Brief:
Which lines of the entries contain the string "Loaves"? Copy each of them.

── Data supplied ──

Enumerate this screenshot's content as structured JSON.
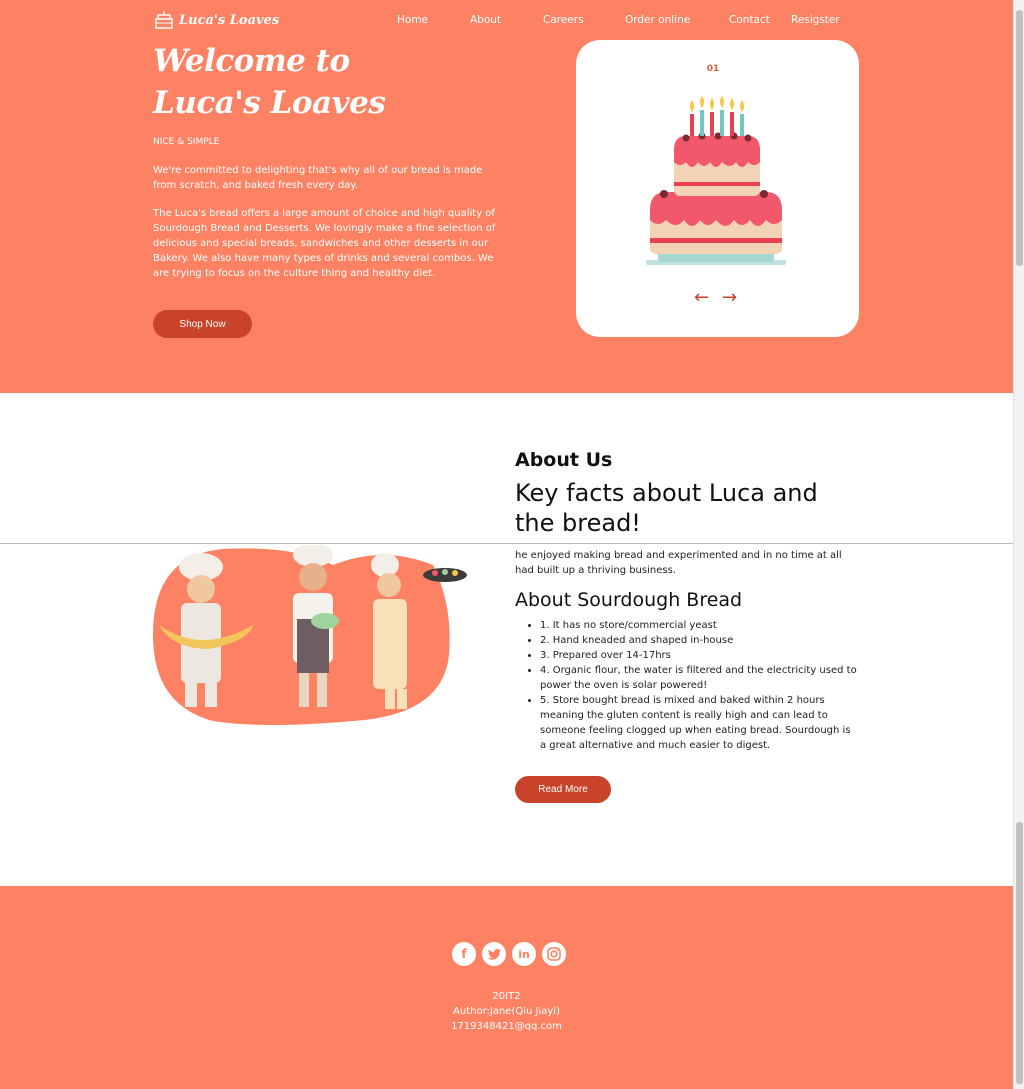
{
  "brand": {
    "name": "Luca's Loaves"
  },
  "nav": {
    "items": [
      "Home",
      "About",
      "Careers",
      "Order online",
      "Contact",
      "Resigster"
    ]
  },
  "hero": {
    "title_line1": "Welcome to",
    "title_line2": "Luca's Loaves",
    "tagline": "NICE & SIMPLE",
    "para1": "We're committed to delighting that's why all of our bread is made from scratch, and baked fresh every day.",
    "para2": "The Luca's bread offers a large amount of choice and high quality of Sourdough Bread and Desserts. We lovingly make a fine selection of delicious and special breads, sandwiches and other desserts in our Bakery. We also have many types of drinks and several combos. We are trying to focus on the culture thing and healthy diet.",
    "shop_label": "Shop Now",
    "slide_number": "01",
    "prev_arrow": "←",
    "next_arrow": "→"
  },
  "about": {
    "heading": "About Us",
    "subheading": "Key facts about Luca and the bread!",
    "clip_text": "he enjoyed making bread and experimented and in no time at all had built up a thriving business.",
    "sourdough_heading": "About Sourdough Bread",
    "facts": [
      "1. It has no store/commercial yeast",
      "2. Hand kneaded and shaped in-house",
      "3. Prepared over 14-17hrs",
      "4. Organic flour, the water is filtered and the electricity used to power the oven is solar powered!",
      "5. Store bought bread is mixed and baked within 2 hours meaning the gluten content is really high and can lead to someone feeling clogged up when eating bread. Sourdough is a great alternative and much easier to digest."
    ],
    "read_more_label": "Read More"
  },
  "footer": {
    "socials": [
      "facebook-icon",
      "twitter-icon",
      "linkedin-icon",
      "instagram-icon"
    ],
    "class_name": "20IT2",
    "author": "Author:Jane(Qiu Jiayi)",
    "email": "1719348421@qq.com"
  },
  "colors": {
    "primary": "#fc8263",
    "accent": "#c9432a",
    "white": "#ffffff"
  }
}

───

Solution:
    "name": "Luca's Loaves"
    "title_line2": "Luca's Loaves",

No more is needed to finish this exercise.